2015 was a landmark year for the Indian startup ecosystem. With the country rapidly emerging as a hotbed for startup activity, Indian ventures managed to secure investments worth more than $9 billion – an amount that was on par with the total funding received during the 2010-2014 period.
This positive investment trend also continued well into 2016, as a staggering $1.42 billion was injected into startups in India in the first quarter. This amount was raised through more than 300 investor deals, marking an exponential increase of 108 percent in the number of deals over the previous year’s statistics. Impressive as they are, however, what these numbers don’t really say is that despite having so much capital being invested in the startup community, many of the country’s entrepreneurs are still facing a lot of hassles in securing adequate funding.
A quick reading between the lines lays bare the ground reality of the Indian investment landscape. Consider this: nearly one-third of the total investment went into the seven established unicorns in the country, many of which were in a Series C or Series D funding round. While this no doubt highlights the impressive propositions that Indian unicorns make for potential investors, it also subtly hints at the challenge before indigenous startups in the early stages of their growth. But why is the Indian early-stage investment landscape such a tough nut to crack for emerging entrepreneurs and startups?
Several factors contribute to complicate the early-stage investment landscape in India. The most prominent amongst them is a distinct dearth of angel investors and startup enablers in the country. There are a total of 400-500 angel investors and approximately 110 incubators currently active in the Indian startup ecosystem, a number that is not adequate to fulfil the funding requirements of the 4200+ startups estimated to be operational at the moment. A recent report by the Expert Committee on Innovation and Entrepreneurship also highlighted the challenge in securing early-stage investment in India. According to the report, angel investors in India contributed only 7 per cent of the total early-stage funding for startups; in contrast, 75 per cent of early-stage investments in the US came from angel investors.
The scenario, however, is set to improve as the investment industry – both locally and abroad – wakes up to the immense potential locked within the Indian startup ecosystem. Several new funds such as Stellaris Venture Partners, Mukul Singhal’s yet-to-be-named firm, Endiya Partners and Prime Venture Partners are now operational to support Indian ventures, whereas leading global players such as Plug and Play are also making inroads in the country through strategic partnerships with indigenous startup enablers, growth facilitators, seed investors and innovation platforms such as Venture Catalysts. The emergence of such high-quality funds is indicative of a significant increase in investments. Several industry estimates predict that Indian ventures may see a rise of more than 20 per cent in Series A financing. Investment trends in 2016 support this hypothesis, with Indian startups having secured 132 early-stage deals in Q1 2016, out of which 112 deals were pre-Series A.

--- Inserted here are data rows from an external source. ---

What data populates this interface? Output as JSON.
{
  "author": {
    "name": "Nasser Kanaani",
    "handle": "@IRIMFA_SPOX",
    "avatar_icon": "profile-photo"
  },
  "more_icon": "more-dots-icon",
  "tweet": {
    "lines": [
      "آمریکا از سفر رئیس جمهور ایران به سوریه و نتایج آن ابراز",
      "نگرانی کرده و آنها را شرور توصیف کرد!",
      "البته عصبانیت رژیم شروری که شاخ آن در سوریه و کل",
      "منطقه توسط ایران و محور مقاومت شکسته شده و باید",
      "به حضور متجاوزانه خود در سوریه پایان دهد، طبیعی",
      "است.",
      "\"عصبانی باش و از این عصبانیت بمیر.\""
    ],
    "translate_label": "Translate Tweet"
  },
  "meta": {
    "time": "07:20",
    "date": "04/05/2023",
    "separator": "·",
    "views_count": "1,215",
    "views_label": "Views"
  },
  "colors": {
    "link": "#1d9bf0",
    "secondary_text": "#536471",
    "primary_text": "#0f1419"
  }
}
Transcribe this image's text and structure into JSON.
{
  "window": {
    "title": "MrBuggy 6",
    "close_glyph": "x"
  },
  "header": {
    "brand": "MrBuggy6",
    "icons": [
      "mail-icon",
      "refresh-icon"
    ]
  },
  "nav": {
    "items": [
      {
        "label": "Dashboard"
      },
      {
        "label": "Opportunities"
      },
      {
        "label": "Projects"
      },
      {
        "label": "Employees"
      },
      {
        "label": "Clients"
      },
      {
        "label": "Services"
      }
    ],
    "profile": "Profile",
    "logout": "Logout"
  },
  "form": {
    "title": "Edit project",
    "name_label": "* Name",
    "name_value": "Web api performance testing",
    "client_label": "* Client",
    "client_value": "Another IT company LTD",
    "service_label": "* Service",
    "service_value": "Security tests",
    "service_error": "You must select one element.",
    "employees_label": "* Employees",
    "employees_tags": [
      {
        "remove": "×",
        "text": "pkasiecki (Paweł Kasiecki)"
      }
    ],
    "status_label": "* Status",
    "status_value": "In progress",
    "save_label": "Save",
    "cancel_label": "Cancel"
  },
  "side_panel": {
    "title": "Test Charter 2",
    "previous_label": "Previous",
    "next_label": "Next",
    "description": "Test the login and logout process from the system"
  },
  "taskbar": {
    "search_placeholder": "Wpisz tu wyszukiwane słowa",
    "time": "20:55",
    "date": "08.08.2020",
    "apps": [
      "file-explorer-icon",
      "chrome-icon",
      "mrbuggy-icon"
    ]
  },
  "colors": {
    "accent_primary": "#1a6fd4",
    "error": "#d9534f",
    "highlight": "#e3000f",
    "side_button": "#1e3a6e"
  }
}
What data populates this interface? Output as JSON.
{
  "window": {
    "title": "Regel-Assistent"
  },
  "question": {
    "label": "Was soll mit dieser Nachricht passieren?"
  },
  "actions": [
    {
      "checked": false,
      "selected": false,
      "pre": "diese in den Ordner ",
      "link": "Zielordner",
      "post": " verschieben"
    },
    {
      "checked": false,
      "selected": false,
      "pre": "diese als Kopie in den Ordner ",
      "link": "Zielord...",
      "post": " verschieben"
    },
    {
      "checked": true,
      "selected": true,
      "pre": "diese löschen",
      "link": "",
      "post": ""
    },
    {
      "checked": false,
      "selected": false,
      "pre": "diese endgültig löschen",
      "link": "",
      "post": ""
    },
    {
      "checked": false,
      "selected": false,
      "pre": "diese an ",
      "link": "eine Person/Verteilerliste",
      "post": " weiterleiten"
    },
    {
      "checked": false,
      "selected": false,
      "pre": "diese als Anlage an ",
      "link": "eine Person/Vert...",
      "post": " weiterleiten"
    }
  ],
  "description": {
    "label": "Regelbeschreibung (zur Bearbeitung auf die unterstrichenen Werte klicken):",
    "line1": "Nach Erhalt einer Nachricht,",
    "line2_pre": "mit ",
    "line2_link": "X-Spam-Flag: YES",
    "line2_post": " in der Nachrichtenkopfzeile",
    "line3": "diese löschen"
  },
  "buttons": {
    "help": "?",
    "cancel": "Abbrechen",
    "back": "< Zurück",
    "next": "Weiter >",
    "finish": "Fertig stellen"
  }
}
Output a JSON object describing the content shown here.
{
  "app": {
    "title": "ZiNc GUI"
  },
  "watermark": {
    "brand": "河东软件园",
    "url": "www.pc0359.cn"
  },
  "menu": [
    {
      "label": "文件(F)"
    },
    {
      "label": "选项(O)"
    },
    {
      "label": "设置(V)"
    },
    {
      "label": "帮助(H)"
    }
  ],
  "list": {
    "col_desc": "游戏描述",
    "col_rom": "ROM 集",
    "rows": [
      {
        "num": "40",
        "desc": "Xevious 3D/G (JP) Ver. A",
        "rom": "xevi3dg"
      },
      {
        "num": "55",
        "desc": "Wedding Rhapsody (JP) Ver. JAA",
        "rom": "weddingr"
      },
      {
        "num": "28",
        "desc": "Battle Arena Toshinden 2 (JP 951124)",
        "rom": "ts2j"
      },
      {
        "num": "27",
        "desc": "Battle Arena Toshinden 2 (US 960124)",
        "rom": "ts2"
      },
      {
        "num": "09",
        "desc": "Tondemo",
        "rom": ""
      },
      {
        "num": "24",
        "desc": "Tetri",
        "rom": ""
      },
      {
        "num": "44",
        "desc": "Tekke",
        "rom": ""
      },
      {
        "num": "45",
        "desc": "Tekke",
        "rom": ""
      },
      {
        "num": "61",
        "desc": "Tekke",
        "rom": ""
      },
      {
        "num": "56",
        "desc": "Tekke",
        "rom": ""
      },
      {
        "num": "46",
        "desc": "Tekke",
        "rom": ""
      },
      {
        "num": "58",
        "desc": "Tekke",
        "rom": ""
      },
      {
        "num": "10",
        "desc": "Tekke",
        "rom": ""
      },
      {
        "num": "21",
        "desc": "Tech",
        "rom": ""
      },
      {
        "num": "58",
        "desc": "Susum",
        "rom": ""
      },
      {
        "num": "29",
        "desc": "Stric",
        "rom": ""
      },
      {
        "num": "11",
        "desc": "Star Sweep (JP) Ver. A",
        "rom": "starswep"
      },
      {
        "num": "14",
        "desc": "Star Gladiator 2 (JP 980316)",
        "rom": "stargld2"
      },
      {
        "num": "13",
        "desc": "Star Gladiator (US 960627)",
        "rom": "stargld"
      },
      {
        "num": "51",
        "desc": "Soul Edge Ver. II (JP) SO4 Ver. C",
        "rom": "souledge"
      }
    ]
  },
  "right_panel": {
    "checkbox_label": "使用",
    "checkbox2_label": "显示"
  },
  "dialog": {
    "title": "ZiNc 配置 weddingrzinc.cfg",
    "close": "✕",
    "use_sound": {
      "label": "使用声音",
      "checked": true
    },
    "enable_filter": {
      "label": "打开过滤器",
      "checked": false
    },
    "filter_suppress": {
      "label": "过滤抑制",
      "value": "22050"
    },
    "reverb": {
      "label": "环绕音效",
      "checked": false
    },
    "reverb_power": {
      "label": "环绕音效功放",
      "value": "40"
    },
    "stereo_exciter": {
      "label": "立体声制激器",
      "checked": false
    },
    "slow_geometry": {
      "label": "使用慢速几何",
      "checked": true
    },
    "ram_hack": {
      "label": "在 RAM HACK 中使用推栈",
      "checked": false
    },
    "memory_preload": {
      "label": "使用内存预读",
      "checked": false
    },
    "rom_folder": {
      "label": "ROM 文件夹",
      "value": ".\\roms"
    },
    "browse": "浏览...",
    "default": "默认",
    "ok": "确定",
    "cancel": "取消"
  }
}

This is good news for the country’s entrepreneurial community, which will be looking to capitalise on these favourable developments to drive their growth and make their mark within their chosen market segments. What is even more encouraging is the fact that this may potentially unlock several new sectors, such as manufacturing technology, which will be looking to disrupt business functions through state-of-the-art tech. The focus, this time around, is on tech-centric ventures with robust revenue models instead of hyper-growth. As such, startups operating in the fields of artificial intelligence (AI), fintech, cyber security and data-driven intelligent software will continue to enjoy investor attention and may see significant early-stage funds pumped into them through seed and angel investments.
Many changes are being heralded as a result of the aforementioned developments. The early-stage investment landscape is witnessing greater involvement from the country’s HNI segment as angel and seed investors, while successful entrepreneurs are also actively taking up the roles of mentors and guides to usher the next wave of Indian startups. The government, too, has initiated several policy reform and regularisation initiatives in order to boost indigenous ventures, especially during the early stages of their growth. With the country’s investment landscape evolving and growing at such a rapid pace, 2016 could well end-up being The Year of Early Stage Funding for Indian startups. All that is needed is a dedicated, integrated effort from key stakeholders to aid the creation of a comprehensive, end-to-end ecosystem that enables easy access to early-stage funding and support.
(Disclaimer: The views and opinions expressed in this article are those of the author and do not necessarily reflect the views of YourStory.)